As another 6.6 million Americans filed for unemployment benefits last week, fueling total claims to near 17 million, people are getting more creative with their side hustles. Many are turning to social selling gigs with Beautycounter and Stella & Dot’s family of brands.

According to Gregg Renfrew, founder and CEO of Beautycounter, the clean beauty brand saw new consultant numbers double in the month of March. Beautycounter’s network of independent representatives is approximately 50,000.

“We had planned our annual conference in San Francisco for March 5, 6 and 7, but we made the decision about 10 days prior to cancel the physical event, and we repurposed the assets and content for a livestream. As a company, we got out ahead of it in terms of taking action and said, ‘This is going to be quite serious,’ and we put that in the minds of our independent consultants and the corporate team,” said Renfrew.

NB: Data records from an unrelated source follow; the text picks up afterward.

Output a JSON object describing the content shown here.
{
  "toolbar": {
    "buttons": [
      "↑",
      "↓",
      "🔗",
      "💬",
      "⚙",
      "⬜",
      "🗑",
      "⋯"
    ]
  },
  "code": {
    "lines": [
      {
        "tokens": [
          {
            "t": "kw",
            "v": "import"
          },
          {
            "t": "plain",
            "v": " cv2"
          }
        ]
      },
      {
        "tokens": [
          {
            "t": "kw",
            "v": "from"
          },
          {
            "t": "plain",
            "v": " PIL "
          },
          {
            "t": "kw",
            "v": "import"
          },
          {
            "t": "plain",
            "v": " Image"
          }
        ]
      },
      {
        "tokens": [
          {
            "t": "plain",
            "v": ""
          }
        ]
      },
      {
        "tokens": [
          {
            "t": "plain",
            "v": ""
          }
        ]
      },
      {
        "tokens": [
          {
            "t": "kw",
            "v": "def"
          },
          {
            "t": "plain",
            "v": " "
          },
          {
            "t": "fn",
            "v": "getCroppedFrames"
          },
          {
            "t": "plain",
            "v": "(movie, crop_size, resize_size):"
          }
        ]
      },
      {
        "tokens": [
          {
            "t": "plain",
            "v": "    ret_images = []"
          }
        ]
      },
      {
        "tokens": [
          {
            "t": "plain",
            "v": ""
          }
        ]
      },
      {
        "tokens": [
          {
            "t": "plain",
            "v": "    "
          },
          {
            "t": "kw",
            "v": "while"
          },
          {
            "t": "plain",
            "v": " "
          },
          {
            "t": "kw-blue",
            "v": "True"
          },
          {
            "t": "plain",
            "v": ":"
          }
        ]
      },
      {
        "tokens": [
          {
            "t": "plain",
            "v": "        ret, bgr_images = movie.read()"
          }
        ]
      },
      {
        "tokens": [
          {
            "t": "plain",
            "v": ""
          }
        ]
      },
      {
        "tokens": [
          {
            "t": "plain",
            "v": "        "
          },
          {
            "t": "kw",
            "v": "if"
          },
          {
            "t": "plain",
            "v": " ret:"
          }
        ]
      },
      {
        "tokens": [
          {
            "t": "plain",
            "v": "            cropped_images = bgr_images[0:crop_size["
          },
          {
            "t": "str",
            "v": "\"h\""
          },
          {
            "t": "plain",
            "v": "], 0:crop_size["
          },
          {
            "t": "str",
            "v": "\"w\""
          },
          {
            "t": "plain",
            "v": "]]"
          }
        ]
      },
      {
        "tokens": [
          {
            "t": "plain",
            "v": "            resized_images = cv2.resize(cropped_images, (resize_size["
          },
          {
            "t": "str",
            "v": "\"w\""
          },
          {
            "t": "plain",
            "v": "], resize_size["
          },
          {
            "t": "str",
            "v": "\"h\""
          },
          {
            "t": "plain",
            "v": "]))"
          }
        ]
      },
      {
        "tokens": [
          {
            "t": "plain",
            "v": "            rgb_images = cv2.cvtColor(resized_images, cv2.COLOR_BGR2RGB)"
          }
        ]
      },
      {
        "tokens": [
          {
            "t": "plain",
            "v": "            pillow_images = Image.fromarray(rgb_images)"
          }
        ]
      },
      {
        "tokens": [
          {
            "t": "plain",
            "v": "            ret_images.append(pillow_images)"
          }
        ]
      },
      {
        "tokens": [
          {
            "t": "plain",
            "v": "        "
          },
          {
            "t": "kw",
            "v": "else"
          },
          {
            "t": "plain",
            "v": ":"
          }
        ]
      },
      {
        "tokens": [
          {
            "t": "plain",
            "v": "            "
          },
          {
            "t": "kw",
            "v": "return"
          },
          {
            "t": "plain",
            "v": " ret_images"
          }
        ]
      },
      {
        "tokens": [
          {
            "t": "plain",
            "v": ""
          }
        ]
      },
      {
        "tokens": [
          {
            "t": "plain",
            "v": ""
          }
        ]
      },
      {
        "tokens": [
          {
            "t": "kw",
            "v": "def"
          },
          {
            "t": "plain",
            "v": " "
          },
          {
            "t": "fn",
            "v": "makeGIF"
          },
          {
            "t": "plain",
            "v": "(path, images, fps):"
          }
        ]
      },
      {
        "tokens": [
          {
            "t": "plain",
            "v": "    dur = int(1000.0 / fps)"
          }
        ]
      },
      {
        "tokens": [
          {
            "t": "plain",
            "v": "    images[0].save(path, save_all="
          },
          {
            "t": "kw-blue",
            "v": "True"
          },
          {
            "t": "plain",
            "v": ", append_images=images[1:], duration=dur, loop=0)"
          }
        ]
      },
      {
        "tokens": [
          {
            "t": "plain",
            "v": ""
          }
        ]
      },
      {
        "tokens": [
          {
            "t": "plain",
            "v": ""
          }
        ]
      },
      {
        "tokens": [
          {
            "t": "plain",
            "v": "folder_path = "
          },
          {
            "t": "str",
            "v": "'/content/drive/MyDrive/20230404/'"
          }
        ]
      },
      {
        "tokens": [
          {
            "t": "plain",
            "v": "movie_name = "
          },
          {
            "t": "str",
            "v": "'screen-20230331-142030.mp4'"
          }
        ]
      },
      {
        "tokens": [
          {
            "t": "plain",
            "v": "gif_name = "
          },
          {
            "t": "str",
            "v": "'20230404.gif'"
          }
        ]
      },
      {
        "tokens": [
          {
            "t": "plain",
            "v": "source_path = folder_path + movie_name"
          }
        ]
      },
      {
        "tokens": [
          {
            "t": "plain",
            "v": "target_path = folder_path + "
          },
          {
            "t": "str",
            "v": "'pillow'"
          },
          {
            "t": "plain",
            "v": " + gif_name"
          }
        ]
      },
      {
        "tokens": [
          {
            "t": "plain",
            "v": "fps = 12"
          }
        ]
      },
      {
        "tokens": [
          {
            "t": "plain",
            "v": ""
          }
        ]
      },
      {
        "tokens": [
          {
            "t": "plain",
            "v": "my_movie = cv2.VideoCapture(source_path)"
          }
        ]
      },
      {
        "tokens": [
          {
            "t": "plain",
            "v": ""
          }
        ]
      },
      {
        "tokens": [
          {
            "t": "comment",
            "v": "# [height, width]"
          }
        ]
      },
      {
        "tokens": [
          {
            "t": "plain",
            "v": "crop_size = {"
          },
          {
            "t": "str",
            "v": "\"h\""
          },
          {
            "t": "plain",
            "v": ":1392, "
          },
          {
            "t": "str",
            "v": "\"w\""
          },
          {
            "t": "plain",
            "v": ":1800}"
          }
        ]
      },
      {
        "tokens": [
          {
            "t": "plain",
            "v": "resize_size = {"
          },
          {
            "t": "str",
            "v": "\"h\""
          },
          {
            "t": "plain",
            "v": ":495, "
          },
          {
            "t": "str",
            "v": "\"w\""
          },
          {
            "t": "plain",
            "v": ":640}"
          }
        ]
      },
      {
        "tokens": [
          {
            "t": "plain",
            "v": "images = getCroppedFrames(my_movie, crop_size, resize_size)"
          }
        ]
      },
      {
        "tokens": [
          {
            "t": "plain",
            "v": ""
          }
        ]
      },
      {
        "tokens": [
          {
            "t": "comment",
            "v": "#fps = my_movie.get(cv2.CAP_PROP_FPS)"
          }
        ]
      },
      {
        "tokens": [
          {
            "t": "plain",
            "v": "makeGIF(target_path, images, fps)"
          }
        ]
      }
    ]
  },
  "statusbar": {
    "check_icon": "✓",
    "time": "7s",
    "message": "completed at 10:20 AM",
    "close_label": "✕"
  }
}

As mass furloughs and layoffs have become more apparent, especially since California instituted its state-wide “stay at home” orders on March 19, Los Angeles-based Beautycounter instituted free enrollment for representatives beginning March 1 through April 31. Typically, brand starter kits of products range from $100 to $735.

“Once we saw people were facing redundancies and had to replace income when they had Airbnb properties, or worked in salons or restaurants, or were an actor, we saw our consultants turn it up and say, ‘This used to be my side gig, now this is my main gig,'” said Renfrew, who embarked on what she called a “listening tour” with her existing consultants. Thus far, she has connected with 4,000 consultants virtually and is scheduling about 75 to 100 appointments a day, in order to connect with representatives about their concerns and gather feedback.

Jessica Herrin, founder and CEO of Stella & Dot, said her company is experiencing similar momentum. The Stella & Dot company is based on representative-based selling of its namesake fashion line, Ever skin-care brand and Keep accessories line. To make the Stella & Dot proposition more accessible to prospective sellers, the company is offering $199 rebate and $250 commission to join after purchasing a $199 starter kit of products and on-boarding materials. Stella & Dot has about 30,000 independent consultants.

“We saw a resurgence in February, but things slowed down in March when women were adjusting to possibly having kids home from school, working and juggling just so many responsibilities. But in the last week, we saw a spike in engagement,” said Herrin. “I think what people are realizing is that it is low risk to join; they can enroll this week and start to earn this same week. It’s actually very similar to what happened in 2008. We expect an increase in signups at the end of this month and next month, as people process their new normal, take care of unemployment and get stimulus checks.”

Stella & Dot launched its online retail styling app Mimi, that shares curated pages of shoppable products across its three brands, in January. The same month, Herrin said she expected the company to double its existing monthly active representatives, or those that are receiving a paycheck from the company, from 10,000 to 20,000 this year. RéVive CEO Elana Drell-Szyfer said she too is looking into a social selling model for the luxury brand, in addition to its existing distribution.

Still, there is a question around if the average customer has the income to buy non-essential products during a pandemic. Stella & Dot’s Ever has seen its core skin care products perform — its body butter is sold out online. Within its fashion and accessory offerings, Herring said “cozy wear” and earrings have been standouts, likely due to the prevalence of video calls, and that graduation and Mother’s Day gifts continue to perform as customers are looking for ways to connect with their friends and families.

At Beautycounter, Renfrew said the company has not seen its skin care and lipsticks businesses fall off amid Covid-19, but essential consumables like soaps and body washes have been best sellers instead of trend-focused items like eye palettes.

“People will still spend money on small luxuries, even in a recession. Our responsibility is to show up for our 50,000 families and say we are here,” said Renfrew. “We want to be able to pivot and respond to what it is they now need most.”